(1860–1924) British physiologist Bayliss was the son of a wealthy iron manufacturer in Wolverhampton. In 1881 he entered University College, London, as a medical student but when he failed his second MB exam in anatomy he gave up medicine to concentrate on physiology. He graduated from Oxford University in 1888, then returned to University College, where he worked for the rest of his life, holding the chair of general physiology from 1912. Bayliss was elected a fellow of the Royal Society in 1903 and was knighted in 1922.
He was chiefly interested in the physiology of the nervous, digestive, and vascular systems, on which he worked in association with his brother-in-law, Ernest Starling. Their most important work, published in 1902, was the discovery of the action of a hormone (secretin) in controlling digestion. They showed that in normal digestion the acidic contents of the stomach stimulate production of the hormone secretin when they reach the duodenum. Secretin is transported in the bloodstream to initiate secretion of digestive juices by the pancreas.
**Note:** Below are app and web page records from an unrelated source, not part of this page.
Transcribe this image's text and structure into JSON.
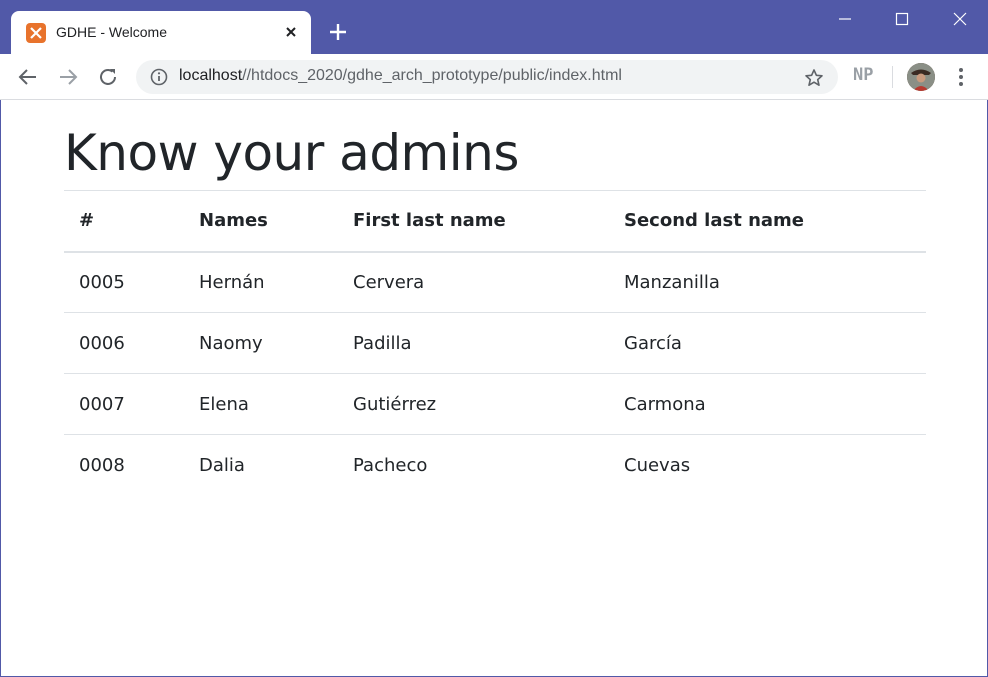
{
  "tab": {
    "title": "GDHE - Welcome",
    "favicon": "xampp-icon"
  },
  "address_bar": {
    "host": "localhost",
    "path": "//htdocs_2020/gdhe_arch_prototype/public/index.html"
  },
  "extension": {
    "label": "NP"
  },
  "page": {
    "heading": "Know your admins",
    "table": {
      "headers": [
        "#",
        "Names",
        "First last name",
        "Second last name"
      ],
      "rows": [
        [
          "0005",
          "Hernán",
          "Cervera",
          "Manzanilla"
        ],
        [
          "0006",
          "Naomy",
          "Padilla",
          "García"
        ],
        [
          "0007",
          "Elena",
          "Gutiérrez",
          "Carmona"
        ],
        [
          "0008",
          "Dalia",
          "Pacheco",
          "Cuevas"
        ]
      ]
    }
  },
  "colors": {
    "titlebar": "#5159a8",
    "favicon": "#e8732c",
    "text": "#212529",
    "border": "#dee2e6"
  }
}
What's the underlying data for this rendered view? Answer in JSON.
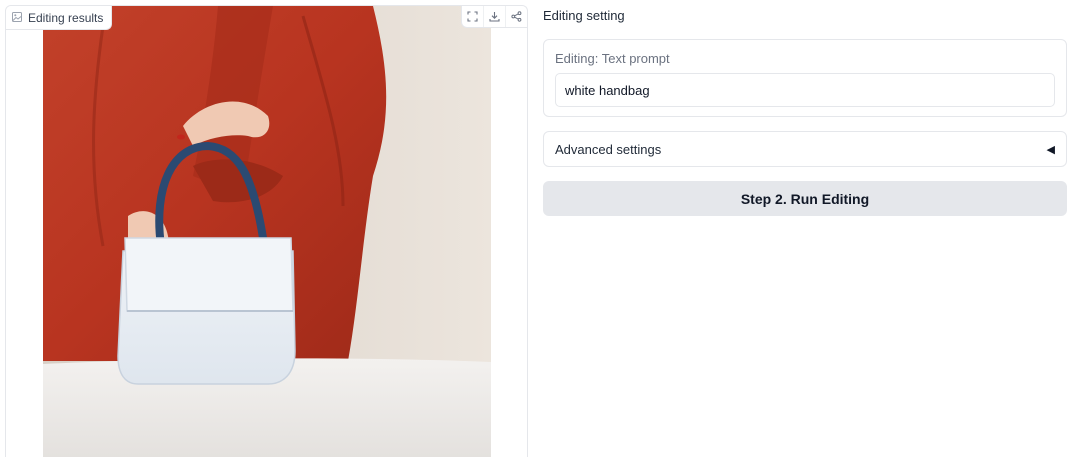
{
  "output_panel": {
    "label": "Editing results",
    "label_icon": "image-icon",
    "toolbar": [
      {
        "name": "fullscreen-icon"
      },
      {
        "name": "download-icon"
      },
      {
        "name": "share-icon"
      }
    ]
  },
  "settings": {
    "title": "Editing setting",
    "prompt": {
      "label": "Editing: Text prompt",
      "value": "white handbag"
    },
    "advanced": {
      "label": "Advanced settings",
      "caret": "◀"
    },
    "run_button": "Step 2. Run Editing"
  }
}
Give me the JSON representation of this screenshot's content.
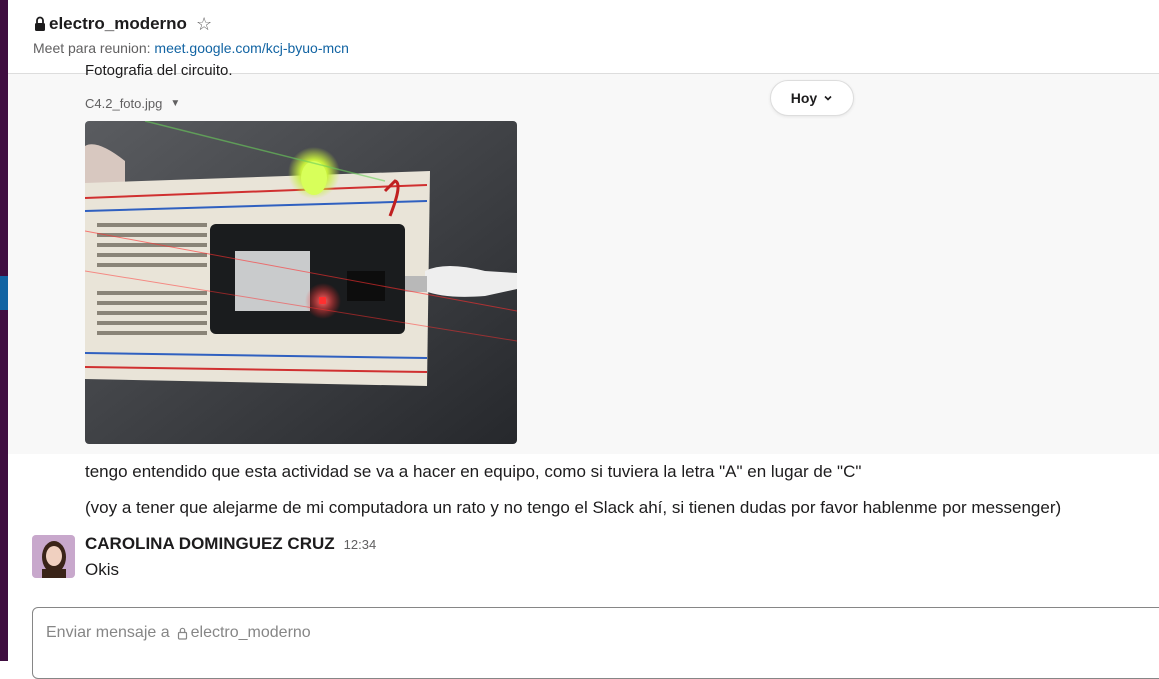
{
  "header": {
    "channel_name": "electro_moderno",
    "topic_prefix": "Meet para reunion:",
    "topic_link": "meet.google.com/kcj-byuo-mcn"
  },
  "messages": {
    "cut_text": "Fotografia del circuito.",
    "file_name": "C4.2_foto.jpg",
    "line1": "tengo entendido que esta actividad se va a hacer en equipo, como si tuviera la letra \"A\" en lugar de \"C\"",
    "line2": "(voy a tener que alejarme de mi computadora un rato y no tengo el Slack ahí, si tienen dudas por favor hablenme por messenger)",
    "reply_author": "CAROLINA DOMINGUEZ CRUZ",
    "reply_time": "12:34",
    "reply_text": "Okis"
  },
  "date_divider": {
    "label": "Hoy"
  },
  "composer": {
    "placeholder_prefix": "Enviar mensaje a",
    "placeholder_channel": "electro_moderno"
  },
  "colors": {
    "sidebar": "#3f0e40",
    "link": "#1264a3",
    "led": "#c8f03c"
  },
  "icons": [
    "lock-icon",
    "star-icon",
    "caret-down-icon",
    "chevron-down-icon"
  ]
}
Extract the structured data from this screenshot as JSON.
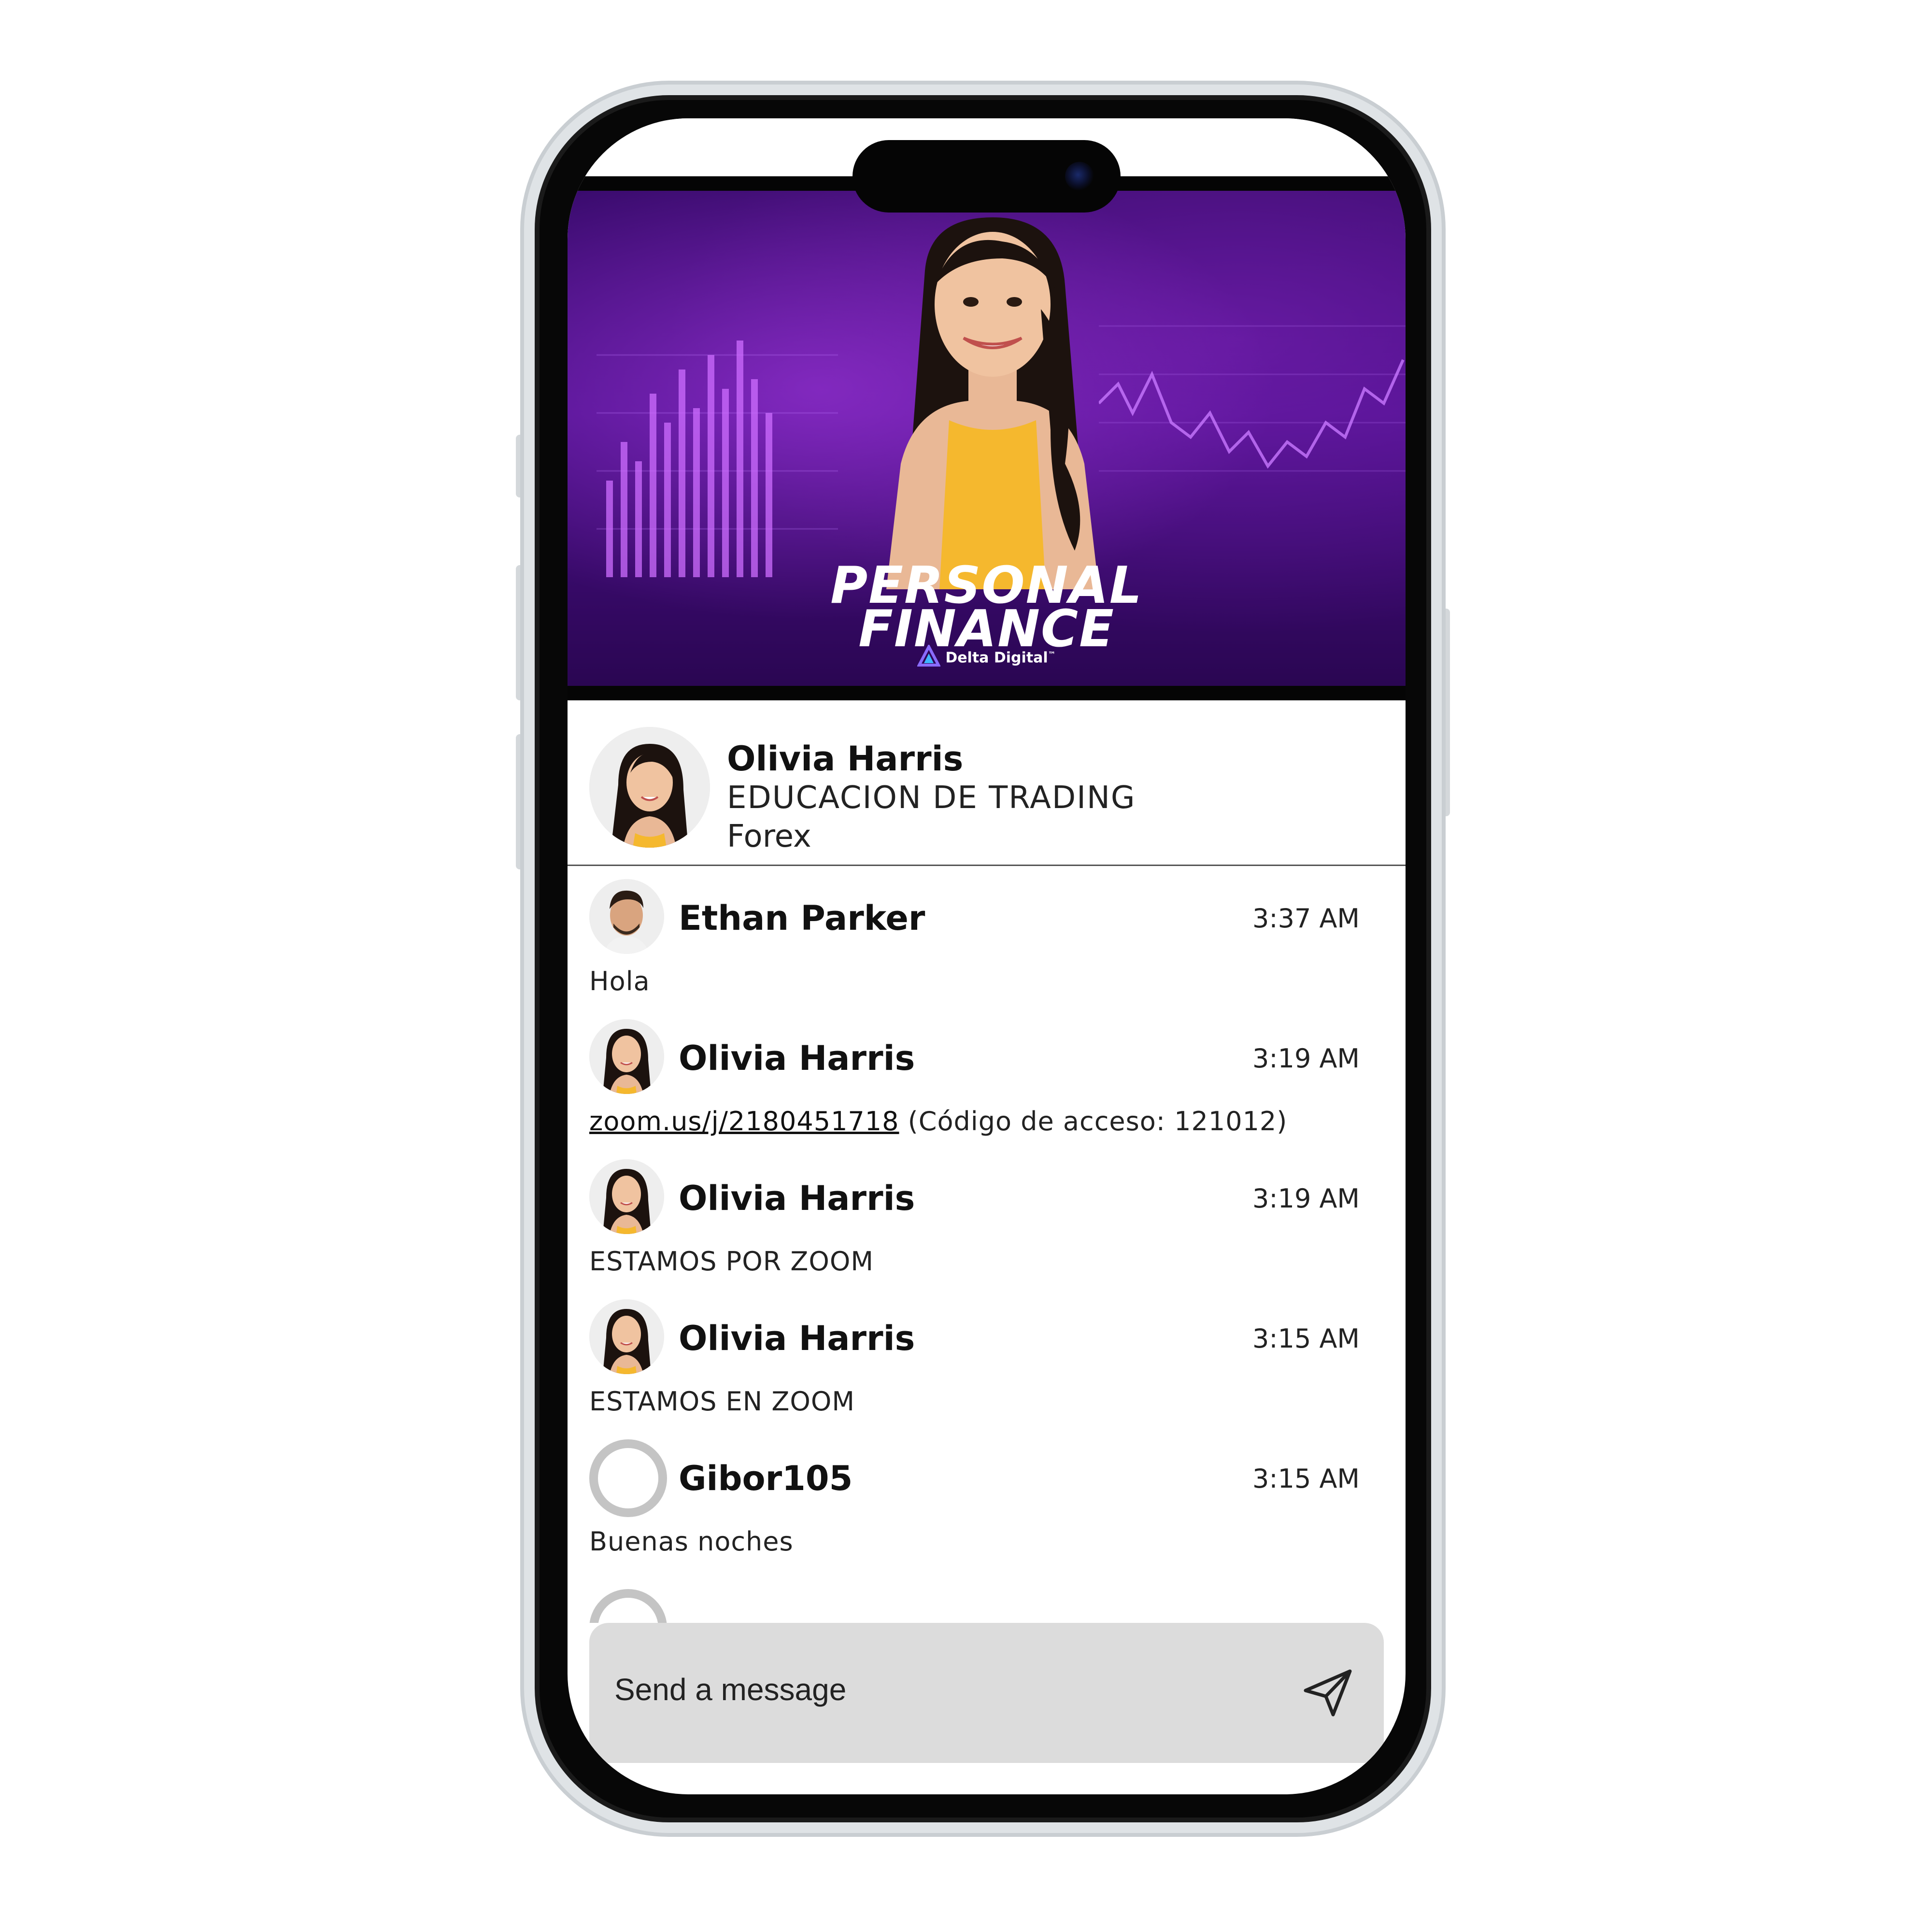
{
  "banner": {
    "title_line1": "PERSONAL",
    "title_line2": "FINANCE",
    "logo_text": "Delta Digital",
    "logo_tm": "™"
  },
  "host": {
    "name": "Olivia Harris",
    "line1": "EDUCACION DE TRADING",
    "line2": "Forex"
  },
  "messages": [
    {
      "author": "Ethan Parker",
      "time": "3:37 AM",
      "text": "Hola",
      "avatar": "photo-man"
    },
    {
      "author": "Olivia Harris",
      "time": "3:19 AM",
      "link": "zoom.us/j/2180451718",
      "text": " (Código de acceso: 121012)",
      "avatar": "photo-woman"
    },
    {
      "author": "Olivia Harris",
      "time": "3:19 AM",
      "text": "ESTAMOS POR ZOOM",
      "avatar": "photo-woman"
    },
    {
      "author": "Olivia Harris",
      "time": "3:15 AM",
      "text": "ESTAMOS EN ZOOM",
      "avatar": "photo-woman"
    },
    {
      "author": "Gibor105",
      "time": "3:15 AM",
      "text": "Buenas noches",
      "avatar": "default-avatar-icon"
    }
  ],
  "composer": {
    "placeholder": "Send a message",
    "send_icon": "send-icon"
  },
  "colors": {
    "banner_purple": "#4b0f8a",
    "composer_bg": "#dcdcdc",
    "avatar_ring": "#c4c4c4"
  }
}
In 1915 Bayliss produced what became a standard textbook on physiology, Principles of General Physiology.
From A Dictionary of Scientists in Oxford Reference.
Subjects: Science and Mathematics.